It has been the largest-scale gathering of the REACH partnership since the initiative was established in 2008. It brought together technical experts and officials from four UN agencies in all 12 countries where the REACH approach is being followed, as well as from the host country, Ethiopia.
The REACH partnership is about joint, coordinated UN support of national governments to expand and link several interventions into one global approach in the fight against malnutrition. The Addis Ababa meeting provided an unprecedented opportunity for partners who are battling undernutrition to learn from each other and build on the work they are doing in different parts of the globe.
“This is the first time we’ve gotten together on this scale to learn the lessons from 13 countries in Africa and Asia about how to scale up nutrition in practice,” said Nancy Walters, the REACH Global Coordinator. “Addressing undernutrition is a first and basic precondition for development and growth to take root. UN agencies, governments, NGOs and the private sector are joining efforts to reduce mother and child undernutrition.”

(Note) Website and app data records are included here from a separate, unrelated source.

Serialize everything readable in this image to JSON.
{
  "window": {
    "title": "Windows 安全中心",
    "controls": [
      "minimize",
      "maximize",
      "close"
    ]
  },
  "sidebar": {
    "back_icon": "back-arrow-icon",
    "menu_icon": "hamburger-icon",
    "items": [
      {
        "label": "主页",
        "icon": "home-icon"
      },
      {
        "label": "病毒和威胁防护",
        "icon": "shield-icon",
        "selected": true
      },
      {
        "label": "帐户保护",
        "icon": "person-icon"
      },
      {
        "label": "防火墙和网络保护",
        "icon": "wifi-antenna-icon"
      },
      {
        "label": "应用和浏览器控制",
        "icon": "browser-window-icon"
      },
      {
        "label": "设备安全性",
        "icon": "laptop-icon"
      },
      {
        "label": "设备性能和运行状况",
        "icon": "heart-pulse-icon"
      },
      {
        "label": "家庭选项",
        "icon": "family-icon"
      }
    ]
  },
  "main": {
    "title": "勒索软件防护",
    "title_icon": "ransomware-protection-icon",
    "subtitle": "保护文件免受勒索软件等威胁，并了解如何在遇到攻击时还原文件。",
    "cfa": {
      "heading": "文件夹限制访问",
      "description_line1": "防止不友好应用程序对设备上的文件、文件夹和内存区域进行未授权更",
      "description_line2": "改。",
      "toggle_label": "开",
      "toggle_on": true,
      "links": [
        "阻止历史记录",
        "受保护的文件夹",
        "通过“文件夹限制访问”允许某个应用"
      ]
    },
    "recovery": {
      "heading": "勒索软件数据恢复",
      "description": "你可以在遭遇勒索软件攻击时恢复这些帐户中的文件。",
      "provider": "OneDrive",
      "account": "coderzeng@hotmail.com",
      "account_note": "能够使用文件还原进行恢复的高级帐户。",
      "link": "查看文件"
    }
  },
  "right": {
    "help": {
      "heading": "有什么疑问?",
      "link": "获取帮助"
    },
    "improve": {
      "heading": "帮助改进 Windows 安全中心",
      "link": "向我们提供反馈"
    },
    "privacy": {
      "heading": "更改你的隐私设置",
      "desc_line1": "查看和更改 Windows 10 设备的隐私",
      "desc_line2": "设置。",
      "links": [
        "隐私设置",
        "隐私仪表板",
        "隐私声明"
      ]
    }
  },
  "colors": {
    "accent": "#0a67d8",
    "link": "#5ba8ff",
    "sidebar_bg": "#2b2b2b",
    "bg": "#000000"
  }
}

The meeting heard how Ethiopia has successfully cut stunting rates from 57 percent to 44 percent in 10 years. Delegates from the UN in Sierra Leone outlined how they built a national multi-sector nutrition strategy. UN delegates from Mozambique, Tanzania and Uganda explained how public awareness helped improve nutrition, and how district-level actions helped to translate policies into action on the ground. Participants also shared case studies from other countries, such as Mali, Mauritania, Nepal, Ghana, Rwanda, Niger, Chad and Bangladesh.
The meeting included representatives from WHO, FAO, UNICEF and WFP as well as technical experts in nutrition, health, agriculture and food security – all of which are critical to tackling nutrition problems in the critical first thousand days of a child’s life.
Undernourished children suffer irreversible damage to their physical and cognitive development, which affects their health and ability to learn and ultimately the growth of a nation.
REACH was initially established by the United Nations Food and Agriculture Organization (FAO), World Health Organization (WHO), United Nations Children’s Fund (UNICEF) and the UN World Food Programme (WFP) as a way to support achievement of the Millennium Development Goals, and the initiative now includes many other UN agencies and partners on the ground.
For more information please contact (email address: email@example.com):
Nancy Walters, REACH Coordinator, WFP/Rome, Tel. +39 340 9665345
Jane Howard, WFP/Rome, Tel. +39 06 6513 2321, Mob. +39 346 7600 521
The week-long workshop was organized by REACH and funded by the Canadian International Development Agency (CIDA), which is the largest donor to REACH and which has made significant investments to scale up nutrition actions in low-income countries. REACH is funded by CIDA in eight countries and has received funding from USAID, the Bill and Melinda Gates Foundation and the European Union in the other four.
At the Addis meeting, REACH has launched a newly designed website to highlight the initiative’s country-level work. The site, http://www.reachpartnership.org, contains a dynamic set of resources and information on the REACH approach to tackle undernutrition.